More importantly than these sorts of things, there are elements of Delafield’s style which are beginning to bud. You can already see plenty of signs of her dryness, irony, and the pleasure she gets in sending up those who have no self-awareness. As the title wryly suggests, Zella cannot, in fact, see herself. It’s a theme which is repeated throughout Delafield’s work, used both comically and tragically. In Zella Sees Herself there is both. Aunt Marianne is one amongst many who is self-deluded. Another is Alison St. Craye, a few years older than Zella and a would-be intellectual. In her case, Delafield uses self-delusion for comedy.
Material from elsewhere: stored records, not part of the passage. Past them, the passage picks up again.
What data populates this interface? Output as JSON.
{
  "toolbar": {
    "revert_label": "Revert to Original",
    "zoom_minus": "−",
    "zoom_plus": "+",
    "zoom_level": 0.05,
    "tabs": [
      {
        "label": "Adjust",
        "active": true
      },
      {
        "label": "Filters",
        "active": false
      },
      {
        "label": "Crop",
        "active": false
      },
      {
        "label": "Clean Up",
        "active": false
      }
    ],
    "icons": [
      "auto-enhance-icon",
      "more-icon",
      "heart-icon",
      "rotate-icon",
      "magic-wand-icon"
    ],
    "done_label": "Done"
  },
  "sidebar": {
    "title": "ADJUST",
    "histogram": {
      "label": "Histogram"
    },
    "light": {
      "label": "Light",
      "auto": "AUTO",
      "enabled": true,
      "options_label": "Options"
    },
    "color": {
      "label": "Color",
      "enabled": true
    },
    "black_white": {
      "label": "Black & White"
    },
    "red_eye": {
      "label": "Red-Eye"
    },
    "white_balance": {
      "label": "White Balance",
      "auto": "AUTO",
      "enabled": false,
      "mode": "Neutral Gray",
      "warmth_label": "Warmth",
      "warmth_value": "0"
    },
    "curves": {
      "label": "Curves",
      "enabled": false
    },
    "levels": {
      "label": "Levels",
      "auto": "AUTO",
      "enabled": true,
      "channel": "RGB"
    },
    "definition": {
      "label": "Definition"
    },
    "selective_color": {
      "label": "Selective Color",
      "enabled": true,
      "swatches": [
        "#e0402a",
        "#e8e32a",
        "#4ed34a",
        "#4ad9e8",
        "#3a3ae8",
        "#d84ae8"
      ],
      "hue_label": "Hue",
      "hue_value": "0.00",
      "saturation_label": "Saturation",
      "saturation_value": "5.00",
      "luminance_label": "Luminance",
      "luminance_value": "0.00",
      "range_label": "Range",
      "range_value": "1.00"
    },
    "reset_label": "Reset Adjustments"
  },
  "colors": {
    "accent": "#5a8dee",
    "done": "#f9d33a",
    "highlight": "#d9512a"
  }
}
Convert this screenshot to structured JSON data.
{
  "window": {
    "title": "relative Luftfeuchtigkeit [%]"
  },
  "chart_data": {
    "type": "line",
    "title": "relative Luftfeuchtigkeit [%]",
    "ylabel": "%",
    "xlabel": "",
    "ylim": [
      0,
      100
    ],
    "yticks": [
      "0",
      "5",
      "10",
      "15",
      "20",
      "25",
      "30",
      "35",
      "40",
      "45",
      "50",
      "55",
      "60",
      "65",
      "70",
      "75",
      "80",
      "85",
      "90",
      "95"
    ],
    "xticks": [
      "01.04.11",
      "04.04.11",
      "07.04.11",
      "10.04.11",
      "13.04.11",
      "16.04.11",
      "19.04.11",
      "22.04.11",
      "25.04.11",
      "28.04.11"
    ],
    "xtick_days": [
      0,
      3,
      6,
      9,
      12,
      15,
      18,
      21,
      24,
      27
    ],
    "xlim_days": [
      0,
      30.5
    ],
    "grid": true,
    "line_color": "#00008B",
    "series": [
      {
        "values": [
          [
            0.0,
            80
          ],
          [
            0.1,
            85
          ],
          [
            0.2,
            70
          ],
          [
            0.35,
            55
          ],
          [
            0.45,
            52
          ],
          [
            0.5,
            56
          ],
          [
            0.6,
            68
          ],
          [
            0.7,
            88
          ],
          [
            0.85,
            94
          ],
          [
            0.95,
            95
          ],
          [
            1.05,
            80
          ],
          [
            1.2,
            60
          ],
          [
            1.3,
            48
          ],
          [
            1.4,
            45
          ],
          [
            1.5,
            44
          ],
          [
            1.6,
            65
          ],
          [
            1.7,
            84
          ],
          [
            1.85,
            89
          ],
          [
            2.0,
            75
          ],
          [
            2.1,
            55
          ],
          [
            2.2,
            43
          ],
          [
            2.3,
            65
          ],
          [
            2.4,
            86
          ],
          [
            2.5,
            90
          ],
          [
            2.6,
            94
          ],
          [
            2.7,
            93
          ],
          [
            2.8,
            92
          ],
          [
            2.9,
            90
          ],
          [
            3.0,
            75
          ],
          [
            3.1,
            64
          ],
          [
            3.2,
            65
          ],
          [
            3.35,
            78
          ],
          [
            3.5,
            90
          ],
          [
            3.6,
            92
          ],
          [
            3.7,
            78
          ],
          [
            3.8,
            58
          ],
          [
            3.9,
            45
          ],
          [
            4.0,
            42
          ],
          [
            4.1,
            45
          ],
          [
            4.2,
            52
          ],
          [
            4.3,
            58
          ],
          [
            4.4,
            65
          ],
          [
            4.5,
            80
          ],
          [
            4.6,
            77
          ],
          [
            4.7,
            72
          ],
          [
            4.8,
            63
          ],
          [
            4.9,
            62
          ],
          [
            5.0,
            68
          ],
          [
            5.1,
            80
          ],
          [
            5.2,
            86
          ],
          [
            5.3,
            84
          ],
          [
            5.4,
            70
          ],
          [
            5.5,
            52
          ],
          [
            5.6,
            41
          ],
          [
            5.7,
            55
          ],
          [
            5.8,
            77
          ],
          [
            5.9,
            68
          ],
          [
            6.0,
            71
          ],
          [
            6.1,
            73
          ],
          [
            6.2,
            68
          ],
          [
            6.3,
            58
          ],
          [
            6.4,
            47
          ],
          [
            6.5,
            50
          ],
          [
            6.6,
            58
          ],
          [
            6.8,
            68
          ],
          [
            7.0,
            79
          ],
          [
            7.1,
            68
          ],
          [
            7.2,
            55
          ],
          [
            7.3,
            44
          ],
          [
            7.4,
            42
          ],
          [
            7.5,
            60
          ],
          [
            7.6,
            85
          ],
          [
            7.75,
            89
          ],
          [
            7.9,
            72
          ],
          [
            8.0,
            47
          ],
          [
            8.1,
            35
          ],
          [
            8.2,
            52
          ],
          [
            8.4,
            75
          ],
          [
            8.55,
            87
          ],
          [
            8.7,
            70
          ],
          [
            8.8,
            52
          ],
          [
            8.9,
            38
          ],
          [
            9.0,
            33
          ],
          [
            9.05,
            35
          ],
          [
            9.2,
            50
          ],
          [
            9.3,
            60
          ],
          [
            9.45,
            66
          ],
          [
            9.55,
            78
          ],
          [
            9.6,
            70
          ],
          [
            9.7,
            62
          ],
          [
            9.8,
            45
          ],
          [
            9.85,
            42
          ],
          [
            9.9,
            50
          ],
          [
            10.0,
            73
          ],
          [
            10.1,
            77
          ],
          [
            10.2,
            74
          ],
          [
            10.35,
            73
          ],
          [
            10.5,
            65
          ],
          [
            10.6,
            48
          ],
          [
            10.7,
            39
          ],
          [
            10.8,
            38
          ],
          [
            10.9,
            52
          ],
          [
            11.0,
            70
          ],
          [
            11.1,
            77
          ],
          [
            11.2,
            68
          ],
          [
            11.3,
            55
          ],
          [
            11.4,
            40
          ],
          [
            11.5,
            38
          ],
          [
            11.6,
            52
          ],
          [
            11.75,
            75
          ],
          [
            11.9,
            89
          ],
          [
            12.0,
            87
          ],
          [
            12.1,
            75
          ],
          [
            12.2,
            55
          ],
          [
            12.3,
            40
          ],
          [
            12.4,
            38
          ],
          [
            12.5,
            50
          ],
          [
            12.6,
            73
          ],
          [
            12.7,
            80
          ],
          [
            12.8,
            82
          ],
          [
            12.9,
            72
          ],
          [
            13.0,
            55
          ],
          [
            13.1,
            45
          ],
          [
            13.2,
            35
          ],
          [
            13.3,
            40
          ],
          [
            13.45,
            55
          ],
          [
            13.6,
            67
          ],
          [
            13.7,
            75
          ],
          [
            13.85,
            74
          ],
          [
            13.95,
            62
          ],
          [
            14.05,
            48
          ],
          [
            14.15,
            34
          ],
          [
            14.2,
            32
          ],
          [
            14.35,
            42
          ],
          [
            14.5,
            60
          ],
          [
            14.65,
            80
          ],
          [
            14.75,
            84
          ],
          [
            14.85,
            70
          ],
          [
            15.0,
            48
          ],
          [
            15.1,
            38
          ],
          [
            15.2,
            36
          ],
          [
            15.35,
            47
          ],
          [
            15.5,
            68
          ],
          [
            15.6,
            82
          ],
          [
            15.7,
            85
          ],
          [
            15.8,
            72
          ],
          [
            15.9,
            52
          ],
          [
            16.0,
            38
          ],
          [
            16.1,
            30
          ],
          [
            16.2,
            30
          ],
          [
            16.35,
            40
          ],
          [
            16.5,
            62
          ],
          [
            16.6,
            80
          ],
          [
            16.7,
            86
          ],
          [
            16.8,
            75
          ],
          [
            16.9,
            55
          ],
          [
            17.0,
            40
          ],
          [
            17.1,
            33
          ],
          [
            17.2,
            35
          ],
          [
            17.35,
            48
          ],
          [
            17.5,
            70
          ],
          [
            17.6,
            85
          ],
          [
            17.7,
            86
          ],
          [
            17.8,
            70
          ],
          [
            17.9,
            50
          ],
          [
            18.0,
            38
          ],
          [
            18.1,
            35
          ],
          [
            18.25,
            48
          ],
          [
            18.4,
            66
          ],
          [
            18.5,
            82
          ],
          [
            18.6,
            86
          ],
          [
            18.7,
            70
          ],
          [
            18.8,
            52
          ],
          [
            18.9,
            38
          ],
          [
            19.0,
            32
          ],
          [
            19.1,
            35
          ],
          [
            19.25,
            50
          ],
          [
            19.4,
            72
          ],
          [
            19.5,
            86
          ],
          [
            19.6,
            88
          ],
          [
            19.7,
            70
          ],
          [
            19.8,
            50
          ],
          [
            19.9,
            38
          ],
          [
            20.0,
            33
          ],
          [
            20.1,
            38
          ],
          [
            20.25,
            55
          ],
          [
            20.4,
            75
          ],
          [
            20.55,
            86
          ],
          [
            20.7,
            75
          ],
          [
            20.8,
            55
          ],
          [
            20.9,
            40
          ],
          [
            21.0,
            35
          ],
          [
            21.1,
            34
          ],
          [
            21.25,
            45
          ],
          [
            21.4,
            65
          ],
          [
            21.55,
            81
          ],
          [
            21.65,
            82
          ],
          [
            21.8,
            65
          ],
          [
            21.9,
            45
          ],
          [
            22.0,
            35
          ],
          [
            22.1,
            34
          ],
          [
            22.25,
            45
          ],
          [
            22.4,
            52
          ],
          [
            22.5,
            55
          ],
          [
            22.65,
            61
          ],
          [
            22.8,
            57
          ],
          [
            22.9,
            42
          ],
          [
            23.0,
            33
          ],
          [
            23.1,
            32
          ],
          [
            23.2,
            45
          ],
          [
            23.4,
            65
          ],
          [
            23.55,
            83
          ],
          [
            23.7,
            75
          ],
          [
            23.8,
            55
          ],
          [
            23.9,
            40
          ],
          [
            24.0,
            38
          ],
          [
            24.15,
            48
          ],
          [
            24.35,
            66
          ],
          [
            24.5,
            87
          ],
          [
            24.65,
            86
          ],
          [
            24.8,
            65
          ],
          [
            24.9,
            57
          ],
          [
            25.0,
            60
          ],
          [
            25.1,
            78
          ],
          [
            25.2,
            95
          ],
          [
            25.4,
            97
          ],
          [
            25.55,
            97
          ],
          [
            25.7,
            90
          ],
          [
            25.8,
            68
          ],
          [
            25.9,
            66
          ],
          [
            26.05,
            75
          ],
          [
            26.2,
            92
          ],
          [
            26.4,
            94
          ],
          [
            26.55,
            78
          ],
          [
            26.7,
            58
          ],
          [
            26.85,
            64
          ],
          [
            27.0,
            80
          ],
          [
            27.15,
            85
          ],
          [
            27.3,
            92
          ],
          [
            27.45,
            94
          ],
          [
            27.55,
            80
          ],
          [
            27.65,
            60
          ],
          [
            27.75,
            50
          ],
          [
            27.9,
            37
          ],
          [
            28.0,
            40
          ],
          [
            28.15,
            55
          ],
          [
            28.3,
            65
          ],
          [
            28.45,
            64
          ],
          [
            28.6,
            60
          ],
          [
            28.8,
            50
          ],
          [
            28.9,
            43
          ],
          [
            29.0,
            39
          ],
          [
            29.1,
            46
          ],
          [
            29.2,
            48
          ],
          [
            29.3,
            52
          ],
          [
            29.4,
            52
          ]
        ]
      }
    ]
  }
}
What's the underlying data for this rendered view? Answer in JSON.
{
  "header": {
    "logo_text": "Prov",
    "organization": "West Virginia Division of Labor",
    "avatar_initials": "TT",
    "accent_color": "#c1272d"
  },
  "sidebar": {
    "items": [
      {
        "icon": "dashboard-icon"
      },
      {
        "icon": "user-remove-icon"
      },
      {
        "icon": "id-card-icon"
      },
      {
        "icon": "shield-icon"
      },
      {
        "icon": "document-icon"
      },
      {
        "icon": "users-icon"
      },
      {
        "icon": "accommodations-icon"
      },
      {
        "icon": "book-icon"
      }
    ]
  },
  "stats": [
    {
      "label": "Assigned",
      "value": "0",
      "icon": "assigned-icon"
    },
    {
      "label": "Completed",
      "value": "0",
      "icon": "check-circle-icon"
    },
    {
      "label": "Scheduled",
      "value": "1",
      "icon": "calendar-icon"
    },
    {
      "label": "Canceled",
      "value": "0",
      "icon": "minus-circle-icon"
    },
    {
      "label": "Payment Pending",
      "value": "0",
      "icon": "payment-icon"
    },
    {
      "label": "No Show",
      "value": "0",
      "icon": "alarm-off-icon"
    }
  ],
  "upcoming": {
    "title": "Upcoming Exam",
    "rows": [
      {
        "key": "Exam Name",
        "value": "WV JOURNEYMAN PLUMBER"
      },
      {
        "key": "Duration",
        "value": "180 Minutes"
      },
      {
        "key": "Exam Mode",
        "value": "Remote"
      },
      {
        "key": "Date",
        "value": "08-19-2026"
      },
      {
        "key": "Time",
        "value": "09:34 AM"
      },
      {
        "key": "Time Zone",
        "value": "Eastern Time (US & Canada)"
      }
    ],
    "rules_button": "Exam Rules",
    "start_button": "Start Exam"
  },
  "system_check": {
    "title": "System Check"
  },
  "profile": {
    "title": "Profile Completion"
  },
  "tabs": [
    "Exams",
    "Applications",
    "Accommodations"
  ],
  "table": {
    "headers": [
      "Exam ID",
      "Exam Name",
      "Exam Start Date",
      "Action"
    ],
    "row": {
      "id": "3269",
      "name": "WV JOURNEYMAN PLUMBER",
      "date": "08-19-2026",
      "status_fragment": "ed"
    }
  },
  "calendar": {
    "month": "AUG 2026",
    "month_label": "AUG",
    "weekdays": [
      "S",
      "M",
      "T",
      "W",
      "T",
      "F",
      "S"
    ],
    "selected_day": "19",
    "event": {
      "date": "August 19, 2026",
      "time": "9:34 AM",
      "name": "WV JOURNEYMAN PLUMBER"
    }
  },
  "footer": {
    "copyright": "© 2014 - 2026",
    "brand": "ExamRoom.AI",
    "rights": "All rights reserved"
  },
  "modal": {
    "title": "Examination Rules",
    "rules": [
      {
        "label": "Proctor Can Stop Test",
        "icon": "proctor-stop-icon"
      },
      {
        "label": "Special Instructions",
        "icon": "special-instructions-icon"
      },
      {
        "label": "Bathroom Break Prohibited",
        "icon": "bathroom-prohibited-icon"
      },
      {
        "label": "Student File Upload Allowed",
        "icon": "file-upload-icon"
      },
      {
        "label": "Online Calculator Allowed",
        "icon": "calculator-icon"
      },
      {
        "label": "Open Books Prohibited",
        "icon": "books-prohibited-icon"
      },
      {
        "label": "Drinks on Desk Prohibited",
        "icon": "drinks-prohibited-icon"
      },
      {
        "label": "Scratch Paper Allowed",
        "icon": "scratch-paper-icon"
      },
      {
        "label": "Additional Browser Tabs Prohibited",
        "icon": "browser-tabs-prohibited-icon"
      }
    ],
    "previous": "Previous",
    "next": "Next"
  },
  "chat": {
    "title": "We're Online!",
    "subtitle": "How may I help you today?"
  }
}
Here’s an example I noted more or less at random:
The debate proved tedious.
A nervous-looking girl in black was voted into the chair, and made a preliminary speech which began and ended with a stammering sentence to the effect that everyone must agree, whatever their individual view of the matter, that the subject of Reincarnation was a very interesting one.
Alison’s speech was a lengthy one. Her delivery was slow and over-emphatic; she spoke kindly of Christianity and its doctrines.
Most of the speakers had some personal example, that bore more or less upon the subject, to relate. One or two adduced strange phenomena experienced by themselves, and a young married woman recounted at some length vivid recollections of ancient Carthage that obsessed her.
Alison shook her head slowly from side to side, with contemptuous disapproval, or nodded it slowly up and down with contemptuous approval. Lady St. Craye looked interested, and gently clapped each speaker.
Zella thought that she could have made a far more striking and original speech than any of them, but knew herself well enough to be aware that, if she were suddenly called upon to speak, her self-confidence would leave her, and leave her helpless.
For Zella, a lack of self-awareness – and, still more, the pain of dawning self-awareness – is more tragic than comic. Delafield herself was still young (twenty-six – as I said, my age) and had yet entirely to shake off the earnestness of the youthful author. Perhaps she never entirely lost it, nor is there any real reason why she should, but I prefer her in poking-fun mode than in exclamatory mode.
For a first novel, this is exceptionally good. I don’t believe E.M. Delafield was capable of writing a bad novel. In comparison to later efforts, it clearly falls a bit short – but is incredibly interesting in terms of putting another piece in the jigsaw of EMD’s writing career, and I’m delighted that Marie gave me the chance to read it.
One other person got Stuck into this Book!
“Some of the characters verge on caricature; there is much more subtlely in Delafield’s later characterisation, which relies less on extreme contrast between characters” – Tanya, 20th Century Vox